Here’s what I know after ten years working in the mental health field and from 20 plus years of dealing with anxiety and depression symptoms myself: Often there’s a pattern associated with healing only through the use of therapy and medication. While it can be super helpful for awhile – sometimes a long while.There does seem to be a cycle of feeling okay, feeling pretty good, not worrying as much, on an upswing and then life happens and irritability increases, moodiness, sadness, emptiness creeps back in and we feel like our progress starts regressing or stops altogether. Creating a personal self-care plan including meditation – is the answer to bridge this gap. It’s the only way to sustain long-term peace, happiness and ful-fillment. And it’s not just doing it a few times and expecting miracles (I’m guilty of this and continually repeat the pattern – I want it NOW – dammit!) Each tizzy spiral is just another chance to practice!

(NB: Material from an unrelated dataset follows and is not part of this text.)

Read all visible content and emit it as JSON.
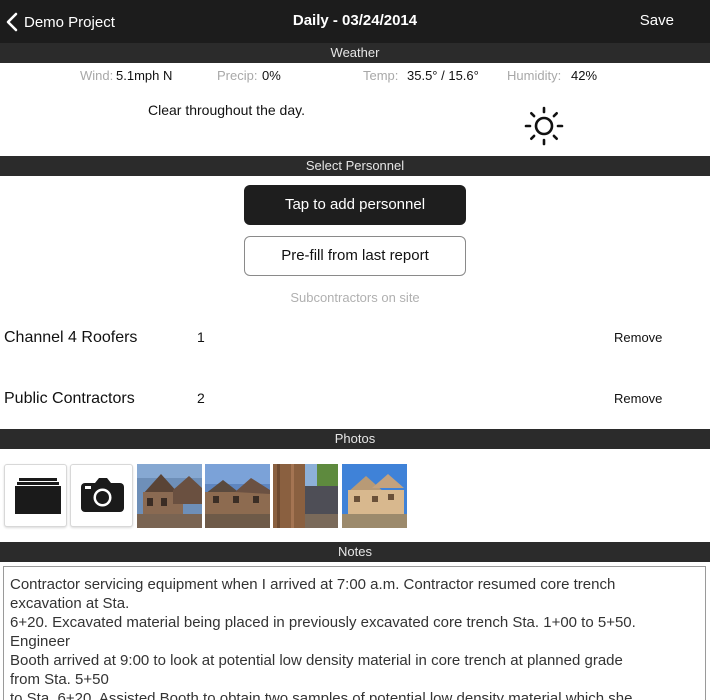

List of Resources:
The Chopra Center for Meditation (various meditation types and easy to try practices)
The Universe Has Your Back, book by Gabrielle Bernstein
Gabrielle Bernstein’s book is a quick read and has short meditations that I’ve found very helpful in beginning my meditation journey. She also has inspirational cards and journals that prompt positivity for journaling and self-reflection.
Spirit Animal Oracle Cards
If you’re an animal lover, or have noticed being drawn to certain animals (for me it’s been elephants, peacocks, owls and wolves for years.) I also use these with my daughters – they love looking at the cards with me and learning about animal symbolism!
Angels and Ancestors Oracle Cards
Keisha and I both love these cards – they provide great wisdom from our ancestors, brings awareness to the significance our lineage and family history have in our lives, and gives insight to your personal tools, strengths and challenges.
For more information on this and other topics, or to learn more about what we offer at SHE Counseling and Coaching, LLC – contact us here.
Meghan Farr (above) is a Co-Founder and Co-Owner of SHE Counseling & Coaching, LLC. She coaches and mentors women seeking their true purpose in life through one on one coaching and workshops with her business partner, Keisha Langolf. Meghan graduated with an undergraduate degree in Journalism with a minor in Gender Studies from Ball State University, Muncie, IN, in 2005. In 2009, she graduated from Indiana University, Indianapolis, with a Masters in Social Work (MSW); concentration in Mental Health and Addictions. She received her clinical licensure (LCSW) to practice independently in the state of Indiana in 2011. Meghan now practices solely as a Coach, Mentor, & Educator, not in the role of therapist.